Excerpts from a dataset
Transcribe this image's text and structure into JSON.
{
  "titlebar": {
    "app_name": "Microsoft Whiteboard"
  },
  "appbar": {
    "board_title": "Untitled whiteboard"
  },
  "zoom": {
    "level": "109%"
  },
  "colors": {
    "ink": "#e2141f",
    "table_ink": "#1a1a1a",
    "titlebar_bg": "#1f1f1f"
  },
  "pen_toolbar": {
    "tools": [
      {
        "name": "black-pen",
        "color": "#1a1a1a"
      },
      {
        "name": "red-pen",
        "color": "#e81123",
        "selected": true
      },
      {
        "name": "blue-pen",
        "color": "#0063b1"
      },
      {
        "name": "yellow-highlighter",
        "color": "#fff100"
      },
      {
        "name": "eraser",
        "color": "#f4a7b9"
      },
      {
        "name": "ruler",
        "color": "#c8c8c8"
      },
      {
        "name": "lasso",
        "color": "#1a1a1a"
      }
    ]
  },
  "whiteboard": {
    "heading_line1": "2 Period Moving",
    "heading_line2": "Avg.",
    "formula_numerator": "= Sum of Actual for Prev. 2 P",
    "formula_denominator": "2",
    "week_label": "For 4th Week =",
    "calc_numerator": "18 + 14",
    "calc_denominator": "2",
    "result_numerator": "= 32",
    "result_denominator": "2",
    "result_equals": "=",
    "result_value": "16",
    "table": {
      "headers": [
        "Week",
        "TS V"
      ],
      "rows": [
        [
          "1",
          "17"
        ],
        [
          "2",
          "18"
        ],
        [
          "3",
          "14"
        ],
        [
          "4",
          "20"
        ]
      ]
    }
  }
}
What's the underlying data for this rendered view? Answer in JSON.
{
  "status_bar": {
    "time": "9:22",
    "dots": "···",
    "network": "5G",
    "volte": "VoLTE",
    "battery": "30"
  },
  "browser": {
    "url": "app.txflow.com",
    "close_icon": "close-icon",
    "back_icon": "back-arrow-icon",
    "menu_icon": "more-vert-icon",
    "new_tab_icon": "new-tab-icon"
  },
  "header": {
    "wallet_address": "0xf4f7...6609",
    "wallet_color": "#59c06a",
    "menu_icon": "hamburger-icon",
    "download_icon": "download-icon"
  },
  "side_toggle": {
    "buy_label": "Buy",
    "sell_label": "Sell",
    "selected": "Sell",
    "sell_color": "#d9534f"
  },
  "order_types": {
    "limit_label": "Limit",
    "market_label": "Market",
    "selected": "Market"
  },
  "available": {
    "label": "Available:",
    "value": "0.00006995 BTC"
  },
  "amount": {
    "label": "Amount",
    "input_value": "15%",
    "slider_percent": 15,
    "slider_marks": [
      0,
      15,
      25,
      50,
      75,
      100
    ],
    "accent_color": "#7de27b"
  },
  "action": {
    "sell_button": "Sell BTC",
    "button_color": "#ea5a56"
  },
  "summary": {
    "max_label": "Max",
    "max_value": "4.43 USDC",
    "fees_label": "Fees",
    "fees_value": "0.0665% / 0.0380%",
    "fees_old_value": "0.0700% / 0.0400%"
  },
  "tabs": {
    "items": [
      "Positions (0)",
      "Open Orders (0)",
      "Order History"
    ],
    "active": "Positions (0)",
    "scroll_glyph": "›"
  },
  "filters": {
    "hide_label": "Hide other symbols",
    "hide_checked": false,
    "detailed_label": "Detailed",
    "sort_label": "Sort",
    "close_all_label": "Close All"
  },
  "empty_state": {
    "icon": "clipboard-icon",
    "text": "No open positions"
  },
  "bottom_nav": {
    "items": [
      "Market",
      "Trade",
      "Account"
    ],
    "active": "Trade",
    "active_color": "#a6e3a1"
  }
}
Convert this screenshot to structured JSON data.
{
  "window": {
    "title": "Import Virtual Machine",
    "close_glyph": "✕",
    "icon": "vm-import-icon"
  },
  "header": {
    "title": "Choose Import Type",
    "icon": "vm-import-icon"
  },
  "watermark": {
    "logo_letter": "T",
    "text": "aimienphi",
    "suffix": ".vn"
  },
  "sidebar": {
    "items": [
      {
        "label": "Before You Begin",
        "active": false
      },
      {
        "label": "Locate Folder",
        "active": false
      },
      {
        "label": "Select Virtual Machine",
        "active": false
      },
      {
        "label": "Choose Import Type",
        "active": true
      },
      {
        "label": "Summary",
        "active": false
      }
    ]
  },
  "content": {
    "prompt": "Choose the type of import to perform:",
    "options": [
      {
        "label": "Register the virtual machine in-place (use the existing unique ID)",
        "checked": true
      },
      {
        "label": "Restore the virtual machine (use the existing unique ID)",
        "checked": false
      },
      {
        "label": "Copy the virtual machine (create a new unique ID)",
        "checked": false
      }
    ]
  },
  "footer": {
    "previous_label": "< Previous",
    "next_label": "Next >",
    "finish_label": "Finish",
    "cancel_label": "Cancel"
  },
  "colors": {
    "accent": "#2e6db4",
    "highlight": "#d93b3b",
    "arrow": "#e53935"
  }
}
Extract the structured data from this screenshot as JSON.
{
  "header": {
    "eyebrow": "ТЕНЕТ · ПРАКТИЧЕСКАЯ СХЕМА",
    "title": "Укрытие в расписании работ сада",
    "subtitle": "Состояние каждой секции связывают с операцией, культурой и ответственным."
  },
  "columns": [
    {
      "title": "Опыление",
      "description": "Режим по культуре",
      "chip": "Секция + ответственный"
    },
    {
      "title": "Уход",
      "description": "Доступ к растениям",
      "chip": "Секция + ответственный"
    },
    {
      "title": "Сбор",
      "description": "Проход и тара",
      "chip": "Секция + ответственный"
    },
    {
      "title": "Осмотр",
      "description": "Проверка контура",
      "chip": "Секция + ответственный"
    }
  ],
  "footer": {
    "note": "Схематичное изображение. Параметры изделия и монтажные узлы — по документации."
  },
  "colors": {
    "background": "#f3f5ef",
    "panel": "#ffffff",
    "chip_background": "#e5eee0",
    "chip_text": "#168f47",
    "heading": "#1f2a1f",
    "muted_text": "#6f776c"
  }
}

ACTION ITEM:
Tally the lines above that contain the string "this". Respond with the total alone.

RESPONSE AREA:
4